### EXERCISE PROMPT
In the listing below, find each line with the string "People" and return it.

### PROVIDED RECORDS

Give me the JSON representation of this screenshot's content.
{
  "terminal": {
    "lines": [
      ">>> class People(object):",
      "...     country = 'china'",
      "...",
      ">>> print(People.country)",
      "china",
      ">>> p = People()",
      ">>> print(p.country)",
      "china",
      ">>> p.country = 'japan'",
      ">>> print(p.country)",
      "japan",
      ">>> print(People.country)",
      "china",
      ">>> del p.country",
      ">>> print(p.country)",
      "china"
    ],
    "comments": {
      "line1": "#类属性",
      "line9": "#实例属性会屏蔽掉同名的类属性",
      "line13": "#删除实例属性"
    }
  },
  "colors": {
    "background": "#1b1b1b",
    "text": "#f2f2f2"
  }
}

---

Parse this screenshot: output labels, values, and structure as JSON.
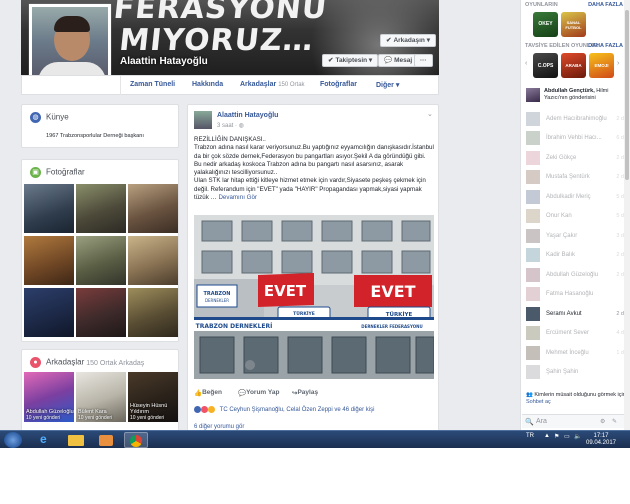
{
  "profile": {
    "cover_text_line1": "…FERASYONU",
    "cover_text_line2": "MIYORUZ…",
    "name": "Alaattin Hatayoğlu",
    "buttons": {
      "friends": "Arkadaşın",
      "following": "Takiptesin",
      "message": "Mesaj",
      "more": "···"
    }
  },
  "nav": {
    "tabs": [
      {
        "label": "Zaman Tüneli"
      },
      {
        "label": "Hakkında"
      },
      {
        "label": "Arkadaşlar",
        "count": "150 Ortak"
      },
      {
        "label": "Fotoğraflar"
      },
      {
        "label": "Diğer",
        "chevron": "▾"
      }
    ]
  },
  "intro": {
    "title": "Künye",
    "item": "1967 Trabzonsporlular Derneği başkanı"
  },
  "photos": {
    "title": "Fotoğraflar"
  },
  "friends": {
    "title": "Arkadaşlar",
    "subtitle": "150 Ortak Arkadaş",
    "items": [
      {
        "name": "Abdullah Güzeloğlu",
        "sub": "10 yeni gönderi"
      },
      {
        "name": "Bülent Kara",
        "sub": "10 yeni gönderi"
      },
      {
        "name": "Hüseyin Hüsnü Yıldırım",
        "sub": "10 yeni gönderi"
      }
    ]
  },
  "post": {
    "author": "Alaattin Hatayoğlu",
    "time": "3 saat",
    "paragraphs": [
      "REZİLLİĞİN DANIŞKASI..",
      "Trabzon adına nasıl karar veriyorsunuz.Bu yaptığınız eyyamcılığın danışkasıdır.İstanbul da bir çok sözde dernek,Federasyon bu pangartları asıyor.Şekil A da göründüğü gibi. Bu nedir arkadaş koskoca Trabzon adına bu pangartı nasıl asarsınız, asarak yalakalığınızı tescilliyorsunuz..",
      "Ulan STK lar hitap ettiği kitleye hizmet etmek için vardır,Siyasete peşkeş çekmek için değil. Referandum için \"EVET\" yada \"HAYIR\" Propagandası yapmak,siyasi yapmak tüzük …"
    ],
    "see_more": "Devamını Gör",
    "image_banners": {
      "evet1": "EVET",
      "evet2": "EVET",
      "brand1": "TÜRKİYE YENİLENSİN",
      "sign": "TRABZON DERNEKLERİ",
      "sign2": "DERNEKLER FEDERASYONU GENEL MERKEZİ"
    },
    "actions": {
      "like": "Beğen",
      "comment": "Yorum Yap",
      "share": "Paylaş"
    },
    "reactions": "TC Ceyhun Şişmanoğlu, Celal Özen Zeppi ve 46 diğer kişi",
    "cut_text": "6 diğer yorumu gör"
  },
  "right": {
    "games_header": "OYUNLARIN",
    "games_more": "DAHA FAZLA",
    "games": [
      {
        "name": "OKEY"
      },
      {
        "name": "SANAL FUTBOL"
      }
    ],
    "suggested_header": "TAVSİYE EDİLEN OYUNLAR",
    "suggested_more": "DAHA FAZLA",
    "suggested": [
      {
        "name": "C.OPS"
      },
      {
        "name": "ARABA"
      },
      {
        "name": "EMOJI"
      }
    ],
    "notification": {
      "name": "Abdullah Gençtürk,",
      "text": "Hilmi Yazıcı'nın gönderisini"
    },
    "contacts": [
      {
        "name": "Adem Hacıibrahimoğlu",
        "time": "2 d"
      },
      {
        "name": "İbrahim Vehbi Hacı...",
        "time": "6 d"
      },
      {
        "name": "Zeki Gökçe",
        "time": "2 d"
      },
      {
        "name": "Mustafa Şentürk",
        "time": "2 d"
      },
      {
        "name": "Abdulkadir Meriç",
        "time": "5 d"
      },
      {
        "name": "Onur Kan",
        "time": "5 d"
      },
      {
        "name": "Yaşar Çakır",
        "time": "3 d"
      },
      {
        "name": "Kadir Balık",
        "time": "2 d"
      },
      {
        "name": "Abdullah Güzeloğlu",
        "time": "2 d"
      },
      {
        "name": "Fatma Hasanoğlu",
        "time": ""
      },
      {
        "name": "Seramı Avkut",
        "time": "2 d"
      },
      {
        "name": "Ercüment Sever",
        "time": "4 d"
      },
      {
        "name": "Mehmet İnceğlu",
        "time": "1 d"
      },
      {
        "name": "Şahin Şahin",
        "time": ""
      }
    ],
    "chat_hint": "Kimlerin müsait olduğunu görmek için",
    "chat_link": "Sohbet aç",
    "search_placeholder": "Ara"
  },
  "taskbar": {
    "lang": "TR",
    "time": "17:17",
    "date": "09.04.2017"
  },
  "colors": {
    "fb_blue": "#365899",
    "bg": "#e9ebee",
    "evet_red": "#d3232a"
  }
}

### EXERCISE RESULT
      ">>> class People(object):",
      ">>> print(People.country)",
      ">>> p = People()",
      ">>> print(People.country)",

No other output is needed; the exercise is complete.